* [Problem details]: Copy out every record below exactly as written, but leave out any pictures.
-- -- --
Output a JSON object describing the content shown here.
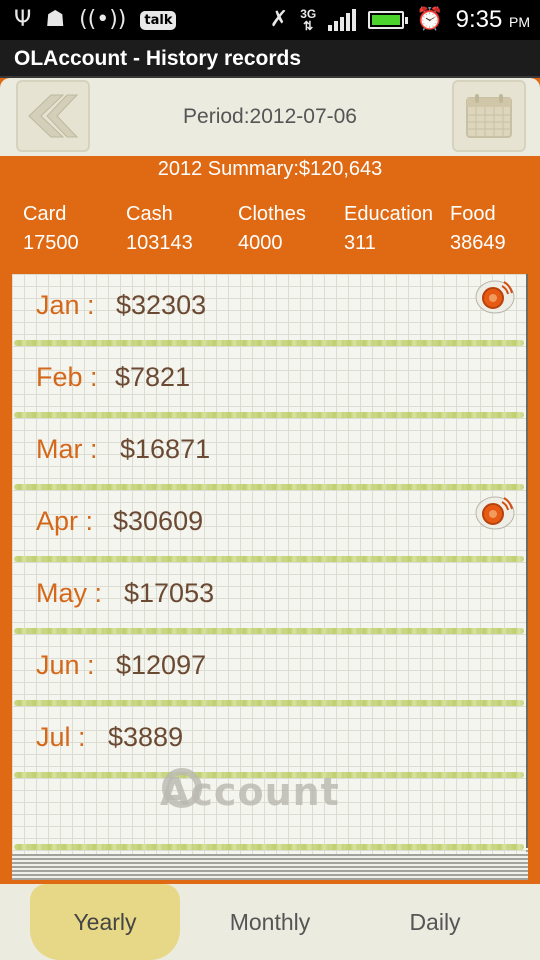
{
  "status_bar": {
    "icons": [
      "usb-icon",
      "android-debug-icon",
      "wifi-hotspot-icon",
      "talk-icon",
      "no-sync-icon",
      "3g-icon",
      "signal-icon",
      "battery-icon",
      "alarm-icon"
    ],
    "talk_label": "talk",
    "network_label": "3G",
    "battery_level": 1.0,
    "time": "9:35",
    "ampm": "PM"
  },
  "title_bar": {
    "title": "OLAccount - History records"
  },
  "header": {
    "period": "Period:2012-07-06"
  },
  "summary": {
    "text": "2012 Summary:$120,643",
    "categories": [
      {
        "name": "Card",
        "value": "17500"
      },
      {
        "name": "Cash",
        "value": "103143"
      },
      {
        "name": "Clothes",
        "value": "4000"
      },
      {
        "name": "Education",
        "value": "311"
      },
      {
        "name": "Food",
        "value": "38649"
      }
    ]
  },
  "records": [
    {
      "month": "Jan :",
      "amount": "$32303",
      "has_icon": true
    },
    {
      "month": "Feb :",
      "amount": "$7821",
      "has_icon": false
    },
    {
      "month": "Mar :",
      "amount": "$16871",
      "has_icon": false
    },
    {
      "month": "Apr :",
      "amount": "$30609",
      "has_icon": true
    },
    {
      "month": "May :",
      "amount": "$17053",
      "has_icon": false
    },
    {
      "month": "Jun :",
      "amount": "$12097",
      "has_icon": false
    },
    {
      "month": "Jul :",
      "amount": "$3889",
      "has_icon": false
    }
  ],
  "watermark": "Account",
  "tabs": [
    {
      "label": "Yearly",
      "active": true
    },
    {
      "label": "Monthly",
      "active": false
    },
    {
      "label": "Daily",
      "active": false
    }
  ],
  "colors": {
    "accent": "#e06a13",
    "month_text": "#d4681a",
    "amount_text": "#6b4a34",
    "tab_active": "#e6d887"
  }
}
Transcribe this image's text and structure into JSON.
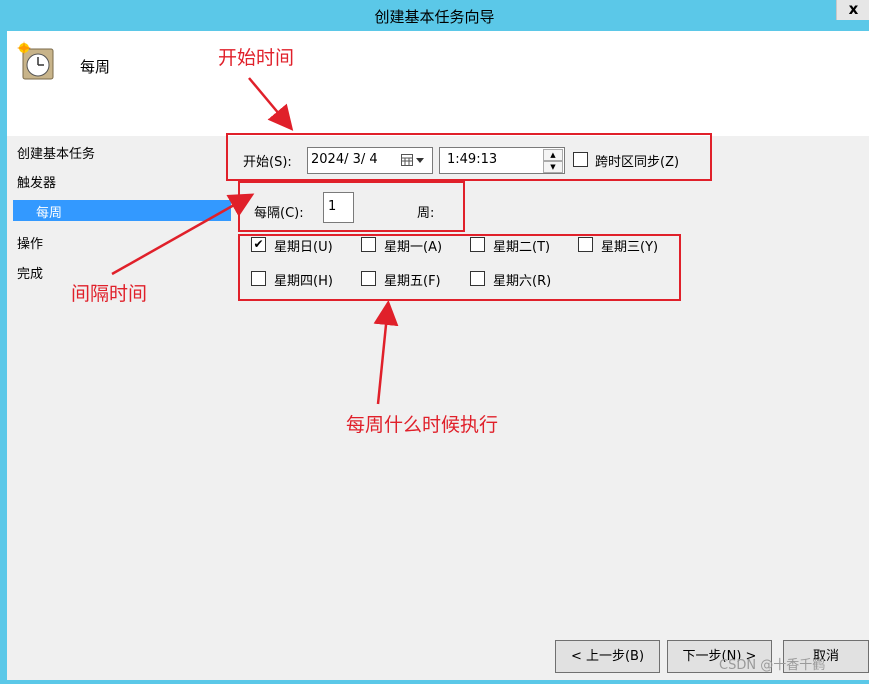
{
  "window": {
    "title": "创建基本任务向导",
    "close": "x"
  },
  "header": {
    "title": "每周"
  },
  "sidebar": {
    "items": [
      "创建基本任务",
      "触发器",
      "每周",
      "操作",
      "完成"
    ]
  },
  "start": {
    "label": "开始(S):",
    "date": "2024/  3/  4",
    "time": "1:49:13",
    "sync_label": "跨时区同步(Z)",
    "sync_checked": false
  },
  "interval": {
    "label": "每隔(C):",
    "value": "1",
    "unit": "周:"
  },
  "weekdays": [
    {
      "label": "星期日(U)",
      "checked": true
    },
    {
      "label": "星期一(A)",
      "checked": false
    },
    {
      "label": "星期二(T)",
      "checked": false
    },
    {
      "label": "星期三(Y)",
      "checked": false
    },
    {
      "label": "星期四(H)",
      "checked": false
    },
    {
      "label": "星期五(F)",
      "checked": false
    },
    {
      "label": "星期六(R)",
      "checked": false
    }
  ],
  "annotations": {
    "start_time": "开始时间",
    "interval_time": "间隔时间",
    "weekly_when": "每周什么时候执行"
  },
  "buttons": {
    "back": "< 上一步(B)",
    "next": "下一步(N) >",
    "cancel": "取消"
  },
  "watermark": "CSDN @十香千鹤",
  "colors": {
    "titlebar": "#5bc8e8",
    "selection": "#3399ff",
    "annotation": "#e0202a"
  }
}
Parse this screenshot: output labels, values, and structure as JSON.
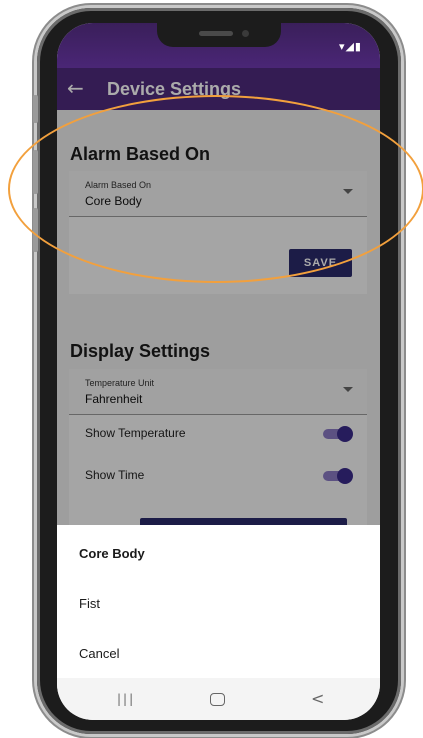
{
  "status_bar": {
    "icons": "▾◢▮"
  },
  "app_bar": {
    "back_icon": "←",
    "title": "Device Settings"
  },
  "alarm_section": {
    "title": "Alarm Based On",
    "dropdown": {
      "label": "Alarm Based On",
      "value": "Core Body"
    },
    "save_label": "SAVE"
  },
  "display_section": {
    "title": "Display Settings",
    "dropdown": {
      "label": "Temperature Unit",
      "value": "Fahrenheit"
    },
    "toggles": [
      {
        "label": "Show Temperature",
        "on": true
      },
      {
        "label": "Show Time",
        "on": true
      }
    ]
  },
  "bottom_sheet": {
    "options": [
      "Core Body",
      "Fist",
      "Cancel"
    ],
    "selected": "Core Body"
  },
  "nav_bar": {
    "recents_icon": "|||",
    "back_icon": "<"
  },
  "colors": {
    "app_bar": "#4e2a7c",
    "primary_button": "#2a2a6b",
    "toggle_thumb": "#3a2a8a",
    "annotation": "#f2a03d"
  }
}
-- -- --
* [Task result]:
Output a JSON object describing the content shown here.
{
  "status_bar": {
    "icons": [
      "usb-icon",
      "android-debug-icon",
      "wifi-hotspot-icon",
      "talk-icon",
      "no-sync-icon",
      "3g-icon",
      "signal-icon",
      "battery-icon",
      "alarm-icon"
    ],
    "talk_label": "talk",
    "network_label": "3G",
    "battery_level": 1.0,
    "time": "9:35",
    "ampm": "PM"
  },
  "title_bar": {
    "title": "OLAccount - History records"
  },
  "header": {
    "period": "Period:2012-07-06"
  },
  "summary": {
    "text": "2012 Summary:$120,643",
    "categories": [
      {
        "name": "Card",
        "value": "17500"
      },
      {
        "name": "Cash",
        "value": "103143"
      },
      {
        "name": "Clothes",
        "value": "4000"
      },
      {
        "name": "Education",
        "value": "311"
      },
      {
        "name": "Food",
        "value": "38649"
      }
    ]
  },
  "records": [
    {
      "month": "Jan :",
      "amount": "$32303",
      "has_icon": true
    },
    {
      "month": "Feb :",
      "amount": "$7821",
      "has_icon": false
    },
    {
      "month": "Mar :",
      "amount": "$16871",
      "has_icon": false
    },
    {
      "month": "Apr :",
      "amount": "$30609",
      "has_icon": true
    },
    {
      "month": "May :",
      "amount": "$17053",
      "has_icon": false
    },
    {
      "month": "Jun :",
      "amount": "$12097",
      "has_icon": false
    },
    {
      "month": "Jul :",
      "amount": "$3889",
      "has_icon": false
    }
  ],
  "watermark": "Account",
  "tabs": [
    {
      "label": "Yearly",
      "active": true
    },
    {
      "label": "Monthly",
      "active": false
    },
    {
      "label": "Daily",
      "active": false
    }
  ],
  "colors": {
    "accent": "#e06a13",
    "month_text": "#d4681a",
    "amount_text": "#6b4a34",
    "tab_active": "#e6d887"
  }
}
Transcribe this image's text and structure into JSON.
{
  "window": {
    "title": "创建基本任务向导",
    "close": "x"
  },
  "header": {
    "title": "每周"
  },
  "sidebar": {
    "items": [
      "创建基本任务",
      "触发器",
      "每周",
      "操作",
      "完成"
    ]
  },
  "start": {
    "label": "开始(S):",
    "date": "2024/  3/  4",
    "time": "1:49:13",
    "sync_label": "跨时区同步(Z)",
    "sync_checked": false
  },
  "interval": {
    "label": "每隔(C):",
    "value": "1",
    "unit": "周:"
  },
  "weekdays": [
    {
      "label": "星期日(U)",
      "checked": true
    },
    {
      "label": "星期一(A)",
      "checked": false
    },
    {
      "label": "星期二(T)",
      "checked": false
    },
    {
      "label": "星期三(Y)",
      "checked": false
    },
    {
      "label": "星期四(H)",
      "checked": false
    },
    {
      "label": "星期五(F)",
      "checked": false
    },
    {
      "label": "星期六(R)",
      "checked": false
    }
  ],
  "annotations": {
    "start_time": "开始时间",
    "interval_time": "间隔时间",
    "weekly_when": "每周什么时候执行"
  },
  "buttons": {
    "back": "< 上一步(B)",
    "next": "下一步(N) >",
    "cancel": "取消"
  },
  "watermark": "CSDN @十香千鹤",
  "colors": {
    "titlebar": "#5bc8e8",
    "selection": "#3399ff",
    "annotation": "#e0202a"
  }
}
Parse this screenshot: output labels, values, and structure as JSON.
{
  "status_bar": {
    "icons": "▾◢▮"
  },
  "app_bar": {
    "back_icon": "←",
    "title": "Device Settings"
  },
  "alarm_section": {
    "title": "Alarm Based On",
    "dropdown": {
      "label": "Alarm Based On",
      "value": "Core Body"
    },
    "save_label": "SAVE"
  },
  "display_section": {
    "title": "Display Settings",
    "dropdown": {
      "label": "Temperature Unit",
      "value": "Fahrenheit"
    },
    "toggles": [
      {
        "label": "Show Temperature",
        "on": true
      },
      {
        "label": "Show Time",
        "on": true
      }
    ]
  },
  "bottom_sheet": {
    "options": [
      "Core Body",
      "Fist",
      "Cancel"
    ],
    "selected": "Core Body"
  },
  "nav_bar": {
    "recents_icon": "|||",
    "back_icon": "<"
  },
  "colors": {
    "app_bar": "#4e2a7c",
    "primary_button": "#2a2a6b",
    "toggle_thumb": "#3a2a8a",
    "annotation": "#f2a03d"
  }
}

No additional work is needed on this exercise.